Still in the first room, a Karl Lagerfeld for Chanel dress is presented, framed like a painting: it epitomizes the foundation of the exhibition. This very simple 2006 dress belonged to Anna Wintour and inspired André Leon Talley for the making of this exposition. The fact that it is a Chanel dress cannot be innocent…It incarnates the historical milestone of the little black dress while this particular model epitomizes the mere elegance of the iconic garment. It is the simplest piece of the exhibition but featured within its protecting frame, it becomes the most precious and charming artefact of the display.
Most designs are contemporary but a few historical garments question the younger generation: do you need frills and flounces when the cut is perfect? Elaborate lace with a stunning sensual back décolletage? Sheer effects against statuesque lines? The display seem to ask how can any piece be more contemporary than the ‘Delphos’ dress? Why go overtly sexy when a 1977 Madame Grès cape dress ingeniously opposes a monastic front with a surprising plunging back?
The third and last room displays the most spectacular pieces: seated and standing mannequins seem to be chatting during a ball, a theatrical mise-en-scène that bursts with glamour and invites visitors in what could be an ideal Vogue photo-spread. Within this space, stands out, as an intruder, a fabulous Oscar de la Renta gown whose skirt is a cascade of red flounces that bravely contrasts and highlights the fervour of the surrounding black.
This exhibition unquestionably covers the entire spectrum of elegance and feminine style via the black dress: from sexy to athletic, from simple to enchanting, from provocative to chaste…We may observe the diversity of cuts, nuances of textures (much helped by the brilliant lighted flooring that enable a close examination of details) and adornments that give the little black dress, multiple narratives.

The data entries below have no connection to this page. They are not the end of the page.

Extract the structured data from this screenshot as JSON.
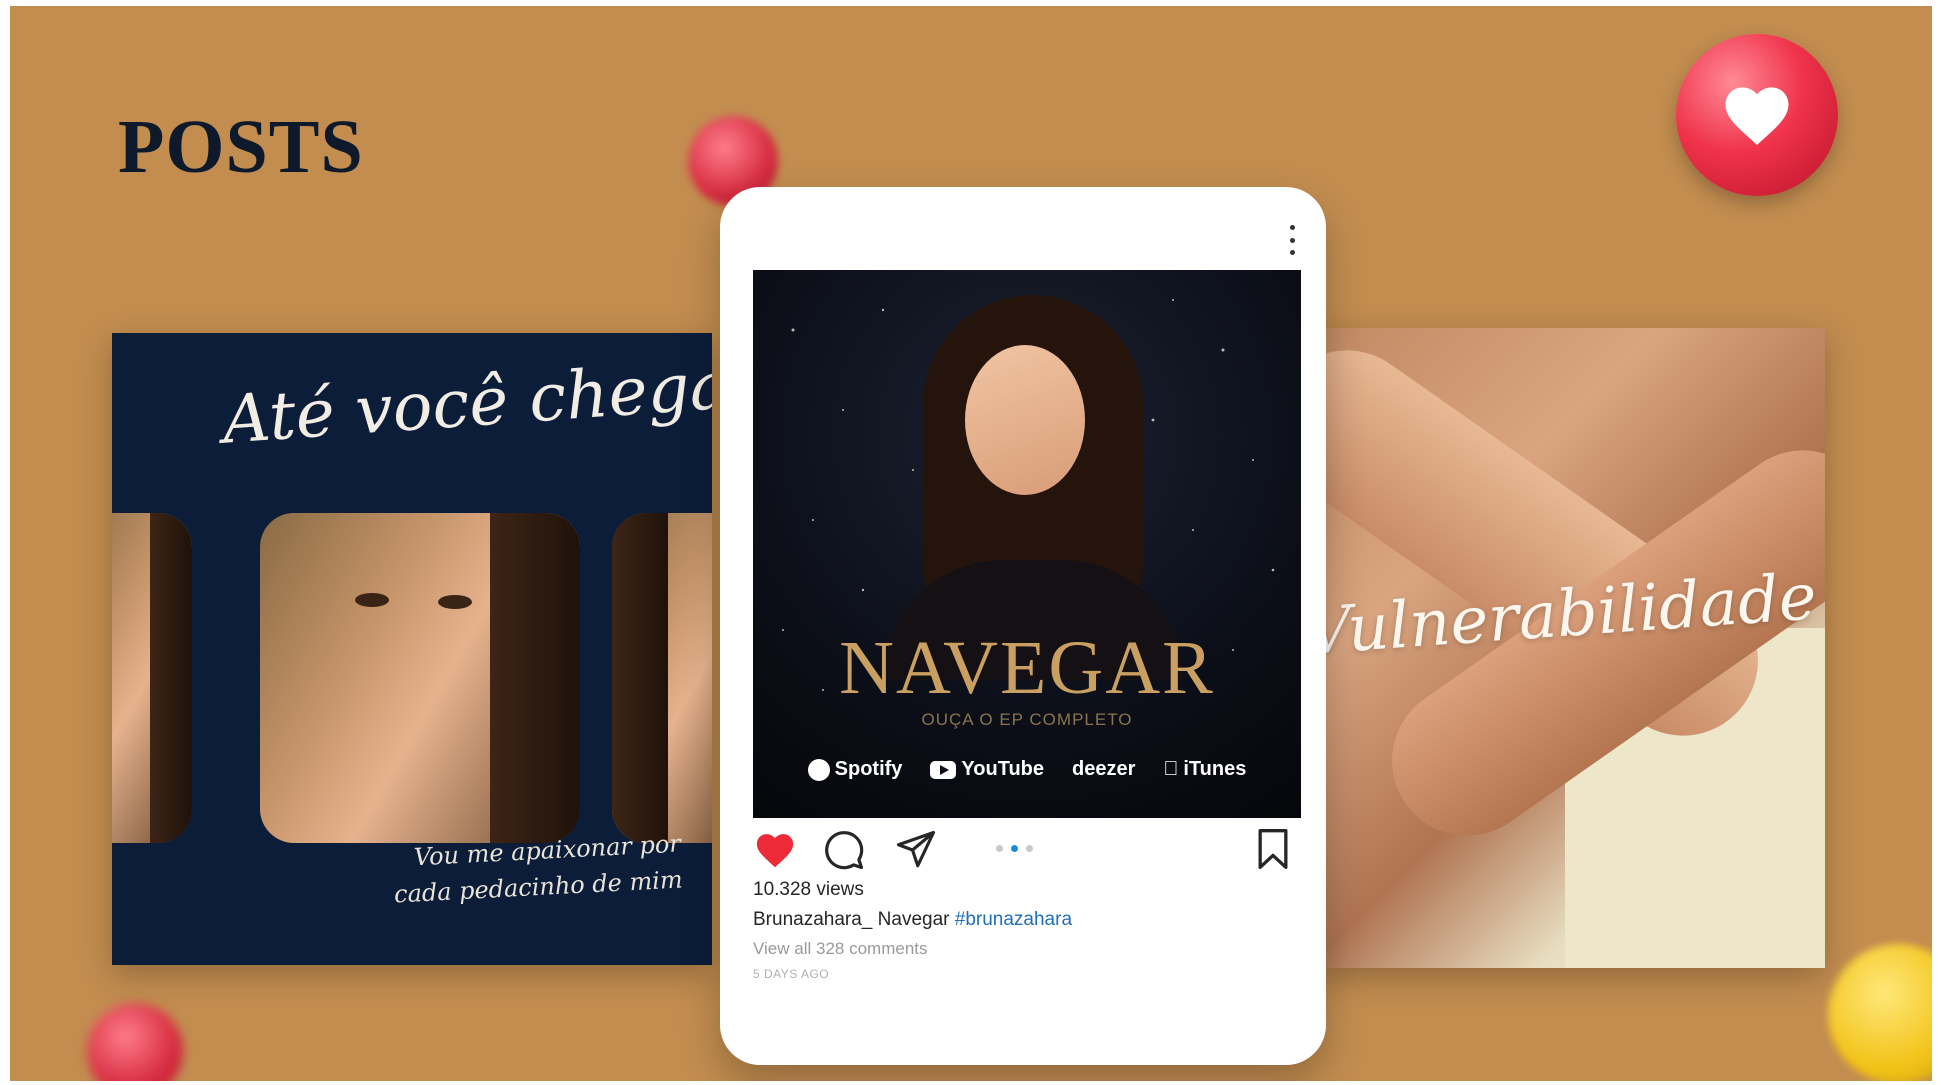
{
  "page": {
    "title": "POSTS",
    "accent_color": "#c38d50",
    "dark_color": "#0c1d39"
  },
  "left_post": {
    "script_title": "Até você chegar",
    "script_caption_line1": "Vou me apaixonar por",
    "script_caption_line2": "cada pedacinho de mim"
  },
  "right_post": {
    "script_title": "Vulnerabilidade"
  },
  "instagram_post": {
    "image": {
      "title": "NAVEGAR",
      "subtitle": "OUÇA O EP COMPLETO",
      "platforms": [
        "Spotify",
        "YouTube",
        "deezer",
        "iTunes"
      ]
    },
    "icons": {
      "more": "more-vertical-icon",
      "like": "heart-filled-icon",
      "comment": "comment-icon",
      "share": "send-icon",
      "save": "bookmark-icon"
    },
    "like_color": "#ed2a38",
    "carousel": {
      "count": 3,
      "active_index": 1
    },
    "views": "10.328 views",
    "caption_user": "Brunazahara_",
    "caption_text": "Navegar",
    "caption_hashtag": "#brunazahara",
    "comments_link": "View all 328 comments",
    "time_ago": "5 DAYS AGO"
  }
}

Maybe does the exhibition lacks a little contextualisation, labels, panels…that would have accompanied the story told by the dresses themselves. Items that would have given the display a little more strength and depth; without this accompanying material, it however stands as a beautiful and seductive presentation that feeds our appetite for glamour.
The exhibition is on until the 22nd September.
You can find the exhibition’s catalogue which I flicked through at the end of my visit and that does bring a further questioning on the subject. It is a beautiful book:
Leon Talley, André. Little Black Dress. New York: Skira Rizzoli, 2013.
The king of vintage in Paris who opened a shop specifically dedicated to the little black dress:
Ludot, Didier. The Little Black Dress. Paris: Assouline, 2001.
De la Haye, Amy. Chanel: Couture and Industry. London: V&A Publishing, 2012.
Sanchez Hernandez, Isabel. The Little Black Dress. London: A&C Black Publishers Ltd, 2010.